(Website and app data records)
▶

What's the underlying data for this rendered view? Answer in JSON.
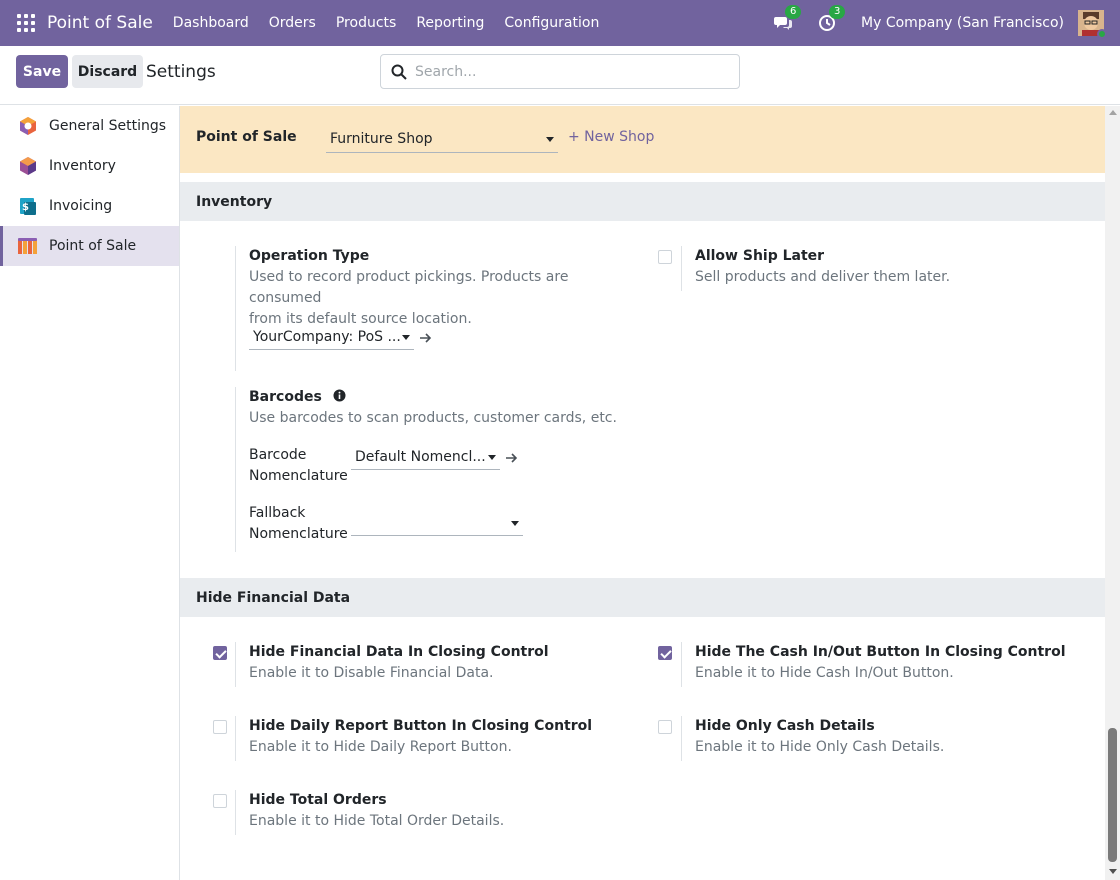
{
  "navbar": {
    "brand": "Point of Sale",
    "menu": [
      "Dashboard",
      "Orders",
      "Products",
      "Reporting",
      "Configuration"
    ],
    "messages_count": "6",
    "activities_count": "3",
    "company": "My Company (San Francisco)",
    "accent": "#71639e"
  },
  "control_panel": {
    "save_label": "Save",
    "discard_label": "Discard",
    "title": "Settings",
    "search_placeholder": "Search..."
  },
  "sidebar": {
    "items": [
      {
        "label": "General Settings",
        "icon": "general-settings-icon",
        "active": false
      },
      {
        "label": "Inventory",
        "icon": "inventory-app-icon",
        "active": false
      },
      {
        "label": "Invoicing",
        "icon": "invoicing-app-icon",
        "active": false
      },
      {
        "label": "Point of Sale",
        "icon": "pos-app-icon",
        "active": true
      }
    ]
  },
  "shop_bar": {
    "label": "Point of Sale",
    "selected_shop": "Furniture Shop",
    "new_shop": "+ New Shop"
  },
  "inventory_section": {
    "title": "Inventory",
    "operation_type": {
      "title": "Operation Type",
      "desc_line1": "Used to record product pickings. Products are consumed",
      "desc_line2": "from its default source location.",
      "value": "YourCompany: PoS ..."
    },
    "allow_ship_later": {
      "title": "Allow Ship Later",
      "desc": "Sell products and deliver them later.",
      "checked": false
    },
    "barcodes": {
      "title": "Barcodes",
      "desc": "Use barcodes to scan products, customer cards, etc.",
      "nomenclature_label_1": "Barcode",
      "nomenclature_label_2": "Nomenclature",
      "nomenclature_value": "Default Nomencl...",
      "fallback_label_1": "Fallback",
      "fallback_label_2": "Nomenclature",
      "fallback_value": ""
    }
  },
  "financial_section": {
    "title": "Hide Financial Data",
    "settings": [
      {
        "title": "Hide Financial Data In Closing Control",
        "desc": "Enable it to Disable Financial Data.",
        "checked": true
      },
      {
        "title": "Hide The Cash In/Out Button In Closing Control",
        "desc": "Enable it to Hide Cash In/Out Button.",
        "checked": true
      },
      {
        "title": "Hide Daily Report Button In Closing Control",
        "desc": "Enable it to Hide Daily Report Button.",
        "checked": false
      },
      {
        "title": "Hide Only Cash Details",
        "desc": "Enable it to Hide Only Cash Details.",
        "checked": false
      },
      {
        "title": "Hide Total Orders",
        "desc": "Enable it to Hide Total Order Details.",
        "checked": false
      }
    ]
  }
}
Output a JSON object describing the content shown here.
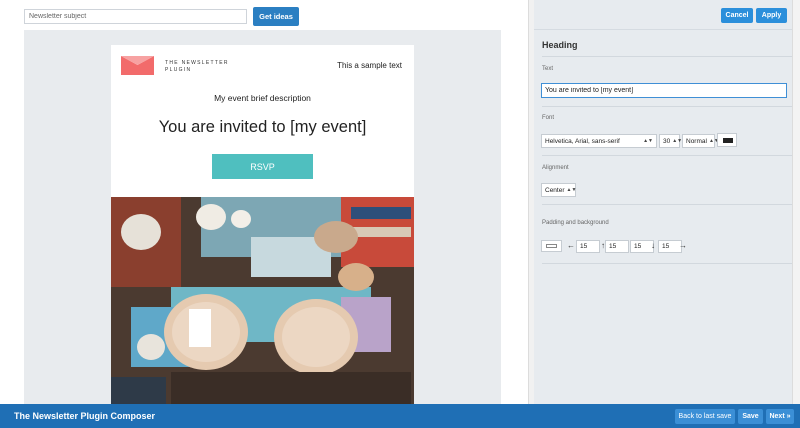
{
  "header": {
    "subject_placeholder": "Newsletter subject",
    "get_ideas_label": "Get ideas"
  },
  "email": {
    "logo_text": "THE NEWSLETTER PLUGIN",
    "sample_text": "This a sample text",
    "brief_description": "My event brief description",
    "heading": "You are invited to [my event]",
    "button_label": "RSVP",
    "brand_color": "#f26b6b",
    "button_color": "#4fbfbf"
  },
  "panel": {
    "cancel_label": "Cancel",
    "apply_label": "Apply",
    "section_title": "Heading",
    "text_label": "Text",
    "text_value": "You are invited to [my event]",
    "font_label": "Font",
    "font_family": "Helvetica, Arial, sans-serif",
    "font_size": "30",
    "font_weight": "Normal",
    "font_color": "#222222",
    "alignment_label": "Alignment",
    "alignment_value": "Center",
    "padding_label": "Padding and background",
    "padding_left": "15",
    "padding_top": "15",
    "padding_right": "15",
    "padding_bottom": "15",
    "icons": {
      "select_arrows": "up-down-arrows-icon",
      "left": "arrow-left-icon",
      "up": "arrow-up-icon",
      "down": "arrow-down-icon",
      "right": "arrow-right-icon"
    }
  },
  "footer": {
    "app_title": "The Newsletter Plugin Composer",
    "back_label": "Back to last save",
    "save_label": "Save",
    "next_label": "Next »"
  },
  "colors": {
    "primary_blue": "#2b8fdb",
    "bottom_bar": "#1f6fb5",
    "panel_bg": "#e7ebef"
  }
}
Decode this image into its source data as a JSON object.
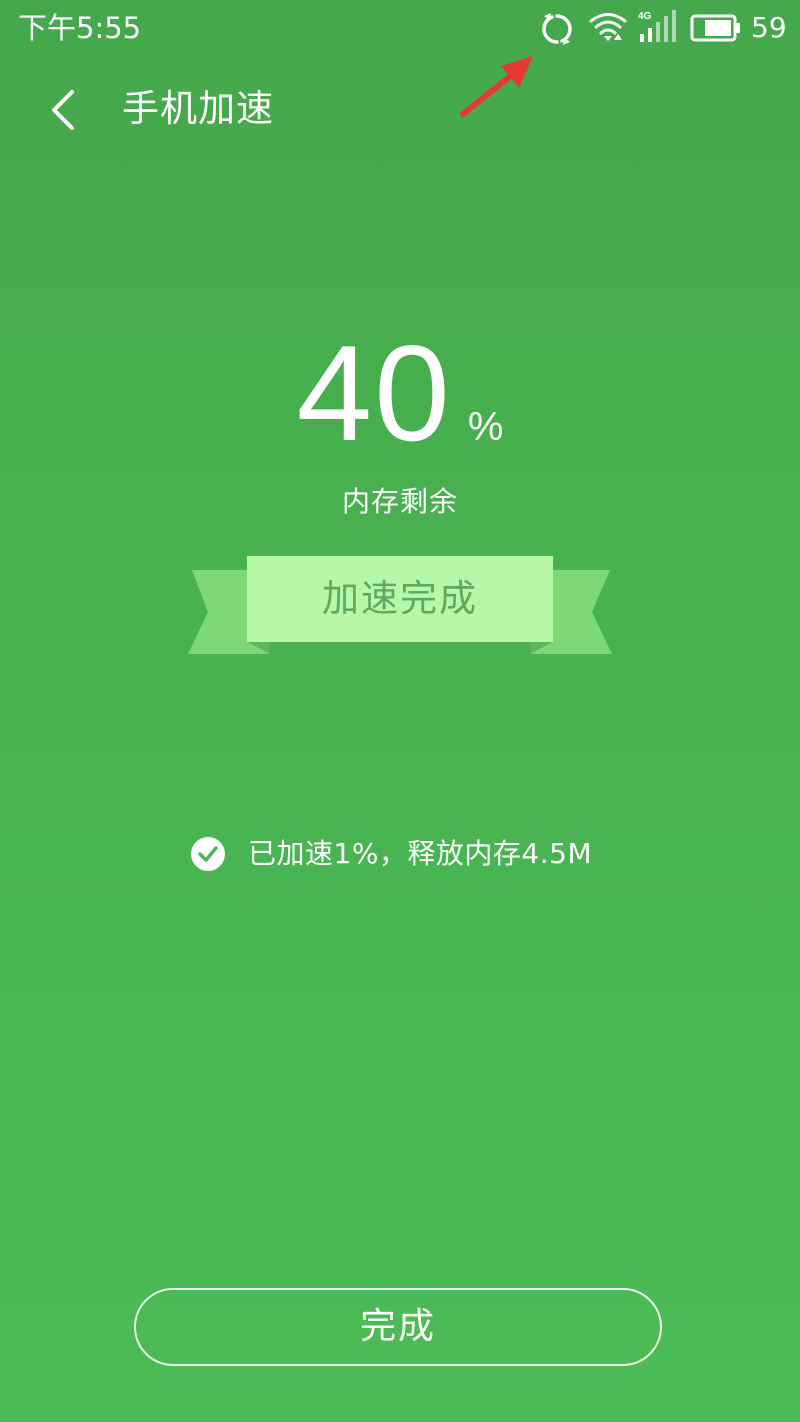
{
  "status_bar": {
    "time": "下午5:55",
    "network_type": "4G",
    "battery_level": "59",
    "icons": [
      "sync-icon",
      "wifi-icon",
      "signal-icon",
      "battery-icon"
    ]
  },
  "header": {
    "back_icon": "chevron-left-icon",
    "title": "手机加速"
  },
  "memory": {
    "value": "40",
    "unit": "%",
    "caption": "内存剩余"
  },
  "banner": {
    "label": "加速完成"
  },
  "result": {
    "icon": "check-circle-icon",
    "text": "已加速1%，释放内存4.5M"
  },
  "footer": {
    "done_label": "完成"
  },
  "colors": {
    "background_top": "#46a84c",
    "background_bottom": "#4cbc56",
    "ribbon_center": "#b6f7a8",
    "ribbon_wing": "#7dd877",
    "ribbon_text": "#5ea962",
    "annotation_arrow": "#e53935"
  }
}
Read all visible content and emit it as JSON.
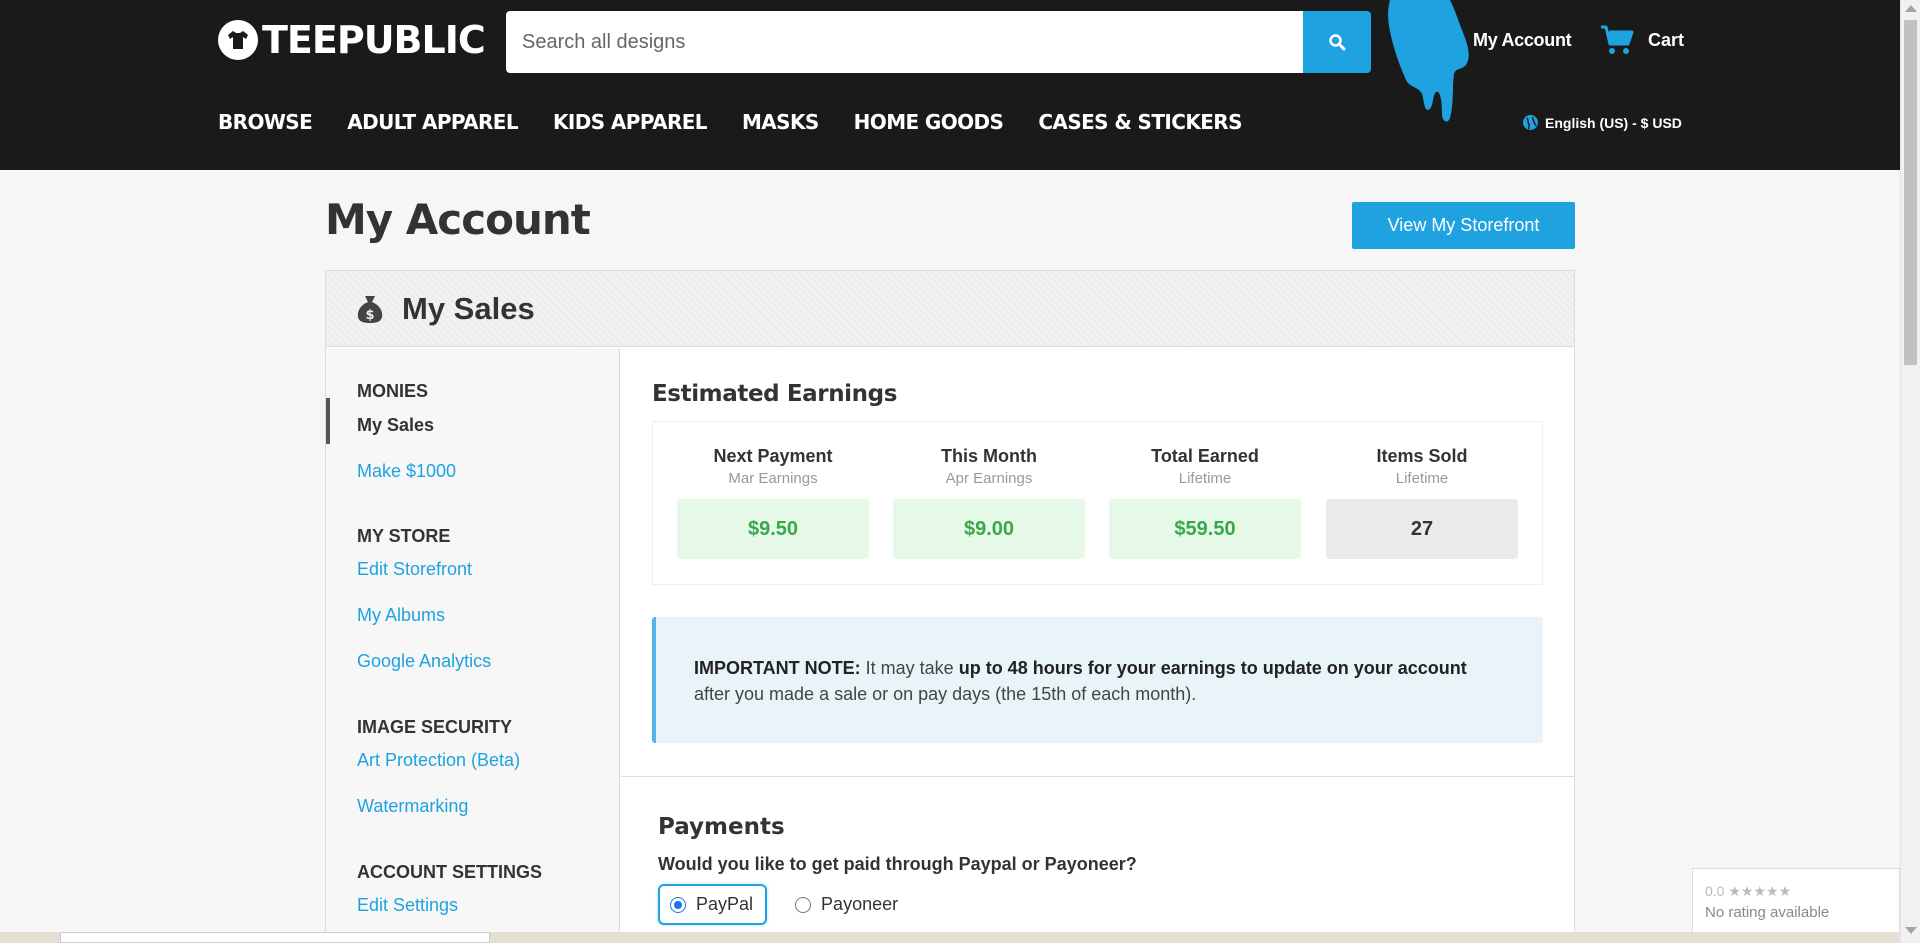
{
  "header": {
    "logo_text": "TEEPUBLIC",
    "search_placeholder": "Search all designs",
    "account_label": "My Account",
    "cart_label": "Cart",
    "locale_label": "English (US) - $ USD",
    "nav": [
      "BROWSE",
      "ADULT APPAREL",
      "KIDS APPAREL",
      "MASKS",
      "HOME GOODS",
      "CASES & STICKERS"
    ]
  },
  "page": {
    "title": "My Account",
    "storefront_button": "View My Storefront"
  },
  "panel": {
    "title": "My Sales",
    "icon": "money-bag-icon"
  },
  "sidebar": {
    "sections": [
      {
        "heading": "MONIES",
        "items": [
          "My Sales",
          "Make $1000"
        ],
        "active": "My Sales"
      },
      {
        "heading": "MY STORE",
        "items": [
          "Edit Storefront",
          "My Albums",
          "Google Analytics"
        ]
      },
      {
        "heading": "IMAGE SECURITY",
        "items": [
          "Art Protection (Beta)",
          "Watermarking"
        ]
      },
      {
        "heading": "ACCOUNT SETTINGS",
        "items": [
          "Edit Settings"
        ]
      }
    ]
  },
  "earnings": {
    "title": "Estimated Earnings",
    "stats": [
      {
        "label": "Next Payment",
        "sub": "Mar Earnings",
        "value": "$9.50"
      },
      {
        "label": "This Month",
        "sub": "Apr Earnings",
        "value": "$9.00"
      },
      {
        "label": "Total Earned",
        "sub": "Lifetime",
        "value": "$59.50"
      },
      {
        "label": "Items Sold",
        "sub": "Lifetime",
        "value": "27"
      }
    ]
  },
  "note": {
    "lead": "IMPORTANT NOTE:",
    "text1": " It may take ",
    "bold": "up to 48 hours for your earnings to update on your account",
    "text2": " after you made a sale or on pay days (the 15th of each month)."
  },
  "payments": {
    "title": "Payments",
    "question": "Would you like to get paid through Paypal or Payoneer?",
    "options": [
      "PayPal",
      "Payoneer"
    ],
    "selected": "PayPal"
  },
  "rating": {
    "score": "0.0",
    "stars": "★★★★★",
    "text": "No rating available"
  },
  "colors": {
    "accent": "#1ea2e0",
    "header_bg": "#1a1a1a",
    "money_green": "#3aa84a"
  }
}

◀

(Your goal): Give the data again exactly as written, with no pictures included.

(Output for this task):
What's the underlying data for this rendered view? Answer in JSON.
{
  "navbar": {
    "brand": "Point of Sale",
    "menu": [
      "Dashboard",
      "Orders",
      "Products",
      "Reporting",
      "Configuration"
    ],
    "messages_count": "6",
    "activities_count": "3",
    "company": "My Company (San Francisco)",
    "accent": "#71639e"
  },
  "control_panel": {
    "save_label": "Save",
    "discard_label": "Discard",
    "title": "Settings",
    "search_placeholder": "Search..."
  },
  "sidebar": {
    "items": [
      {
        "label": "General Settings",
        "icon": "general-settings-icon",
        "active": false
      },
      {
        "label": "Inventory",
        "icon": "inventory-app-icon",
        "active": false
      },
      {
        "label": "Invoicing",
        "icon": "invoicing-app-icon",
        "active": false
      },
      {
        "label": "Point of Sale",
        "icon": "pos-app-icon",
        "active": true
      }
    ]
  },
  "shop_bar": {
    "label": "Point of Sale",
    "selected_shop": "Furniture Shop",
    "new_shop": "+ New Shop"
  },
  "inventory_section": {
    "title": "Inventory",
    "operation_type": {
      "title": "Operation Type",
      "desc_line1": "Used to record product pickings. Products are consumed",
      "desc_line2": "from its default source location.",
      "value": "YourCompany: PoS ..."
    },
    "allow_ship_later": {
      "title": "Allow Ship Later",
      "desc": "Sell products and deliver them later.",
      "checked": false
    },
    "barcodes": {
      "title": "Barcodes",
      "desc": "Use barcodes to scan products, customer cards, etc.",
      "nomenclature_label_1": "Barcode",
      "nomenclature_label_2": "Nomenclature",
      "nomenclature_value": "Default Nomencl...",
      "fallback_label_1": "Fallback",
      "fallback_label_2": "Nomenclature",
      "fallback_value": ""
    }
  },
  "financial_section": {
    "title": "Hide Financial Data",
    "settings": [
      {
        "title": "Hide Financial Data In Closing Control",
        "desc": "Enable it to Disable Financial Data.",
        "checked": true
      },
      {
        "title": "Hide The Cash In/Out Button In Closing Control",
        "desc": "Enable it to Hide Cash In/Out Button.",
        "checked": true
      },
      {
        "title": "Hide Daily Report Button In Closing Control",
        "desc": "Enable it to Hide Daily Report Button.",
        "checked": false
      },
      {
        "title": "Hide Only Cash Details",
        "desc": "Enable it to Hide Only Cash Details.",
        "checked": false
      },
      {
        "title": "Hide Total Orders",
        "desc": "Enable it to Hide Total Order Details.",
        "checked": false
      }
    ]
  }
}
Output a JSON object describing the content shown here.
{
  "header": {
    "subject_placeholder": "Newsletter subject",
    "get_ideas_label": "Get ideas"
  },
  "email": {
    "logo_text": "THE NEWSLETTER PLUGIN",
    "sample_text": "This a sample text",
    "brief_description": "My event brief description",
    "heading": "You are invited to [my event]",
    "button_label": "RSVP",
    "brand_color": "#f26b6b",
    "button_color": "#4fbfbf"
  },
  "panel": {
    "cancel_label": "Cancel",
    "apply_label": "Apply",
    "section_title": "Heading",
    "text_label": "Text",
    "text_value": "You are invited to [my event]",
    "font_label": "Font",
    "font_family": "Helvetica, Arial, sans-serif",
    "font_size": "30",
    "font_weight": "Normal",
    "font_color": "#222222",
    "alignment_label": "Alignment",
    "alignment_value": "Center",
    "padding_label": "Padding and background",
    "padding_left": "15",
    "padding_top": "15",
    "padding_right": "15",
    "padding_bottom": "15",
    "icons": {
      "select_arrows": "up-down-arrows-icon",
      "left": "arrow-left-icon",
      "up": "arrow-up-icon",
      "down": "arrow-down-icon",
      "right": "arrow-right-icon"
    }
  },
  "footer": {
    "app_title": "The Newsletter Plugin Composer",
    "back_label": "Back to last save",
    "save_label": "Save",
    "next_label": "Next »"
  },
  "colors": {
    "primary_blue": "#2b8fdb",
    "bottom_bar": "#1f6fb5",
    "panel_bg": "#e7ebef"
  }
}
Decode this image into its source data as a JSON object.
{
  "status_bar": {
    "time": "下午5:55",
    "network_type": "4G",
    "battery_level": "59",
    "icons": [
      "sync-icon",
      "wifi-icon",
      "signal-icon",
      "battery-icon"
    ]
  },
  "header": {
    "back_icon": "chevron-left-icon",
    "title": "手机加速"
  },
  "memory": {
    "value": "40",
    "unit": "%",
    "caption": "内存剩余"
  },
  "banner": {
    "label": "加速完成"
  },
  "result": {
    "icon": "check-circle-icon",
    "text": "已加速1%，释放内存4.5M"
  },
  "footer": {
    "done_label": "完成"
  },
  "colors": {
    "background_top": "#46a84c",
    "background_bottom": "#4cbc56",
    "ribbon_center": "#b6f7a8",
    "ribbon_wing": "#7dd877",
    "ribbon_text": "#5ea962",
    "annotation_arrow": "#e53935"
  }
}
Read all visible content and emit it as JSON.
{
  "header": {
    "logo_text": "TEEPUBLIC",
    "search_placeholder": "Search all designs",
    "account_label": "My Account",
    "cart_label": "Cart",
    "locale_label": "English (US) - $ USD",
    "nav": [
      "BROWSE",
      "ADULT APPAREL",
      "KIDS APPAREL",
      "MASKS",
      "HOME GOODS",
      "CASES & STICKERS"
    ]
  },
  "page": {
    "title": "My Account",
    "storefront_button": "View My Storefront"
  },
  "panel": {
    "title": "My Sales",
    "icon": "money-bag-icon"
  },
  "sidebar": {
    "sections": [
      {
        "heading": "MONIES",
        "items": [
          "My Sales",
          "Make $1000"
        ],
        "active": "My Sales"
      },
      {
        "heading": "MY STORE",
        "items": [
          "Edit Storefront",
          "My Albums",
          "Google Analytics"
        ]
      },
      {
        "heading": "IMAGE SECURITY",
        "items": [
          "Art Protection (Beta)",
          "Watermarking"
        ]
      },
      {
        "heading": "ACCOUNT SETTINGS",
        "items": [
          "Edit Settings"
        ]
      }
    ]
  },
  "earnings": {
    "title": "Estimated Earnings",
    "stats": [
      {
        "label": "Next Payment",
        "sub": "Mar Earnings",
        "value": "$9.50"
      },
      {
        "label": "This Month",
        "sub": "Apr Earnings",
        "value": "$9.00"
      },
      {
        "label": "Total Earned",
        "sub": "Lifetime",
        "value": "$59.50"
      },
      {
        "label": "Items Sold",
        "sub": "Lifetime",
        "value": "27"
      }
    ]
  },
  "note": {
    "lead": "IMPORTANT NOTE:",
    "text1": " It may take ",
    "bold": "up to 48 hours for your earnings to update on your account",
    "text2": " after you made a sale or on pay days (the 15th of each month)."
  },
  "payments": {
    "title": "Payments",
    "question": "Would you like to get paid through Paypal or Payoneer?",
    "options": [
      "PayPal",
      "Payoneer"
    ],
    "selected": "PayPal"
  },
  "rating": {
    "score": "0.0",
    "stars": "★★★★★",
    "text": "No rating available"
  },
  "colors": {
    "accent": "#1ea2e0",
    "header_bg": "#1a1a1a",
    "money_green": "#3aa84a"
  }
}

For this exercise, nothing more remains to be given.